in doing the documentary. Because thats the trick of
a documentary. The idea of a Hell House just doesnt
hold up for a feature documentary. There have to be characters
that compel you, that you find empathy for or are interested
in finding out what happens to them. So we were following
a handful of characters, and yeah, Cassar just turned out
to be the most interesting. But I met him in 1999. That was
before he even actually joined the church. Back then he was
really interested in our shooting a video, way back. When
we, just Jawad and I were there, and would take us everywhere
and sort of whisper to us like, what was going on and everything
else. But in the time that between the two years, he and his
wife split up and then he joined the church and then became
really into it. And he was always really interested in being
on camera, which is half the battle with a documentary subject.
RB: Okay. Youre not in Texas any more.
GR: No, I live in New York now.
RB: But your movies so far, unless Ive missed
onetheres Plutonium Circus and Purgatory
County and now Hell House and your movies
are in or about Texas.
GR: Well sure, Im very much a Texan.
RB: So is it particularly an interest in documenting
interesting things in your home state, or are you just documenting
interesting things and coincidentally there are many to be
found in Texas?
GR: Im documenting what I think are the interesting
stories. I just happen to be stuck on Texas because thats
where Im from. Im a fifth-generation Texan.
RB: So who was your editor for your film?
GR: Michael LaHaie. And hes amazing. Hes,
in my opinion, the best documentary editor drawing breath.
I met him, we were both working on a show called "Split
Screen" on the Independent Film Channel and he was the
editor for the entire show. And he, well you saw.
GR: The most creative part of a documentary is in
the editing. And he, and a lot of the strength and objectivity
was his. The editing room is where you can really clobber
people if you wanted to. Very disciplined on documentary theory,
on verité theory.
RB: Thats great. You say you were working for
"Split Screen" on IFP
RB: IFC, sorry. I was going to ask you if filmmaking
was paying the rent for you. At this point.
GR: [laughs]Barely. Often supplemented by other things.
You know we are, Zack Mortensen is my producing partner and
we manage to get, between projects and little TV projects,
try to stay afloat.
RB: Okay. What would you like your career to look
like? I mean its been about what, seven years since
GR: Well Id love to be doing, well okay.

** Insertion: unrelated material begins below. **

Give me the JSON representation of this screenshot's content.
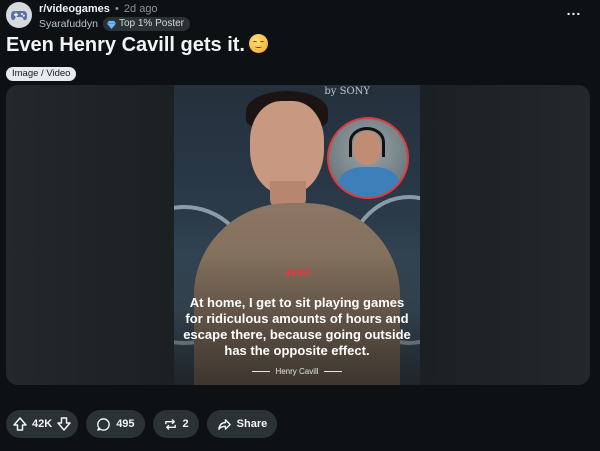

Id
love to be doing a documentary feature a year and trying to
get some narrative feature work all throughout as well.
RB: Okay. Whats your next project?
GR: You know, I cant really say because I dont
have subject approval yet.
RB: Ah, okay.
GR: And it would be bad if it were to show up in print
RB: Well we wont...
GR: But actually, as soon as I do Ill let you
know, because its really a good one, I think.
RB: Fabulous. Whats the biggest thing that you
think you learned about documentary filmmaking from making
GR: Im trying to think of the best way to put
RB: Well there may not have been one overarching thing.
GR: No, I would say that objectivity pays off. Im
very proud of the film and I always will be. And I think that
if I had sort of vented frustration at these people in the
documentary I would be ashamed. So Im very proud of
the way we handled it.
RB: Well, theres subject matter and then theres
subject matter. I mean its been a few years since I
saw it, but I think that there was a little more obvious venting
in Plutonium Circus.
GR: There was, but for the most part, that was a very
objective movie. It was a different style than this.
RB: And the subject matter could bear the weight,
too, of your opinion being clear.
GR: Yeah, I mean but... well, yeah. This did not have
any of that venting. And also it was more personal, Plutonium
Circus, because it was my actual hometown.
RB: Okay. So whats going to happen to Hell
House? Is it going to have a theatrical release?
GR: It is.
RB: Picked up by Seventh Art?
GR: Seventh Art Releasing picked it up. Its
opening in Dallas and Austin in May, and theyre locking
down dates for other cities now.
RB: That is wonderful.
RB: Congratulations to you for another entertaining
documentary and best of luck.
GR: Thanks a lot and it was great to see you. That
was a great surprise.